━━ DATASET RECORDS ━━
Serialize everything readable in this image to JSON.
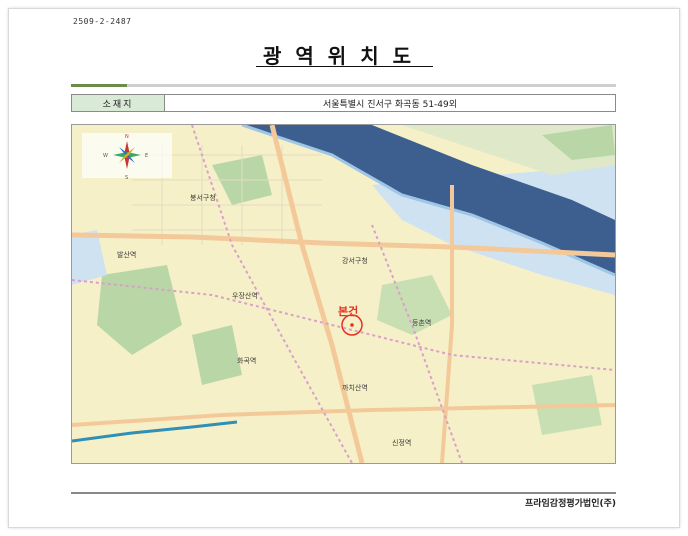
{
  "document": {
    "code": "2509-2-2487",
    "title": "광역위치도",
    "location_label": "소재지",
    "location_value": "서울특별시 진서구 화곡동 51-49외",
    "company": "프라임감정평가법인(주)"
  },
  "map": {
    "target_label": "본건",
    "compass_marks": {
      "north": "N",
      "south": "S",
      "west": "W",
      "east": "E"
    },
    "place_labels": {
      "l1": "봉서구청",
      "l2": "우장산역",
      "l3": "화곡역",
      "l4": "까치산역",
      "l5": "강서구청",
      "l6": "발산역",
      "l7": "등촌역",
      "l8": "신정역"
    },
    "colors": {
      "river": "#3d5f8f",
      "river_edge": "#9fc6e6",
      "land": "#f6f0c8",
      "park": "#b9d7a6",
      "main_road": "#f3c99a",
      "rail": "#d9a0c8",
      "target": "#e53323"
    }
  }
}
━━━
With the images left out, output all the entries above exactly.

_OUTPUT FOR THIS EXERCISE_
Serialize everything readable in this image to JSON.
{
  "document": {
    "code": "2509-2-2487",
    "title": "광역위치도",
    "location_label": "소재지",
    "location_value": "서울특별시 진서구 화곡동 51-49외",
    "company": "프라임감정평가법인(주)"
  },
  "map": {
    "target_label": "본건",
    "compass_marks": {
      "north": "N",
      "south": "S",
      "west": "W",
      "east": "E"
    },
    "place_labels": {
      "l1": "봉서구청",
      "l2": "우장산역",
      "l3": "화곡역",
      "l4": "까치산역",
      "l5": "강서구청",
      "l6": "발산역",
      "l7": "등촌역",
      "l8": "신정역"
    },
    "colors": {
      "river": "#3d5f8f",
      "river_edge": "#9fc6e6",
      "land": "#f6f0c8",
      "park": "#b9d7a6",
      "main_road": "#f3c99a",
      "rail": "#d9a0c8",
      "target": "#e53323"
    }
  }
}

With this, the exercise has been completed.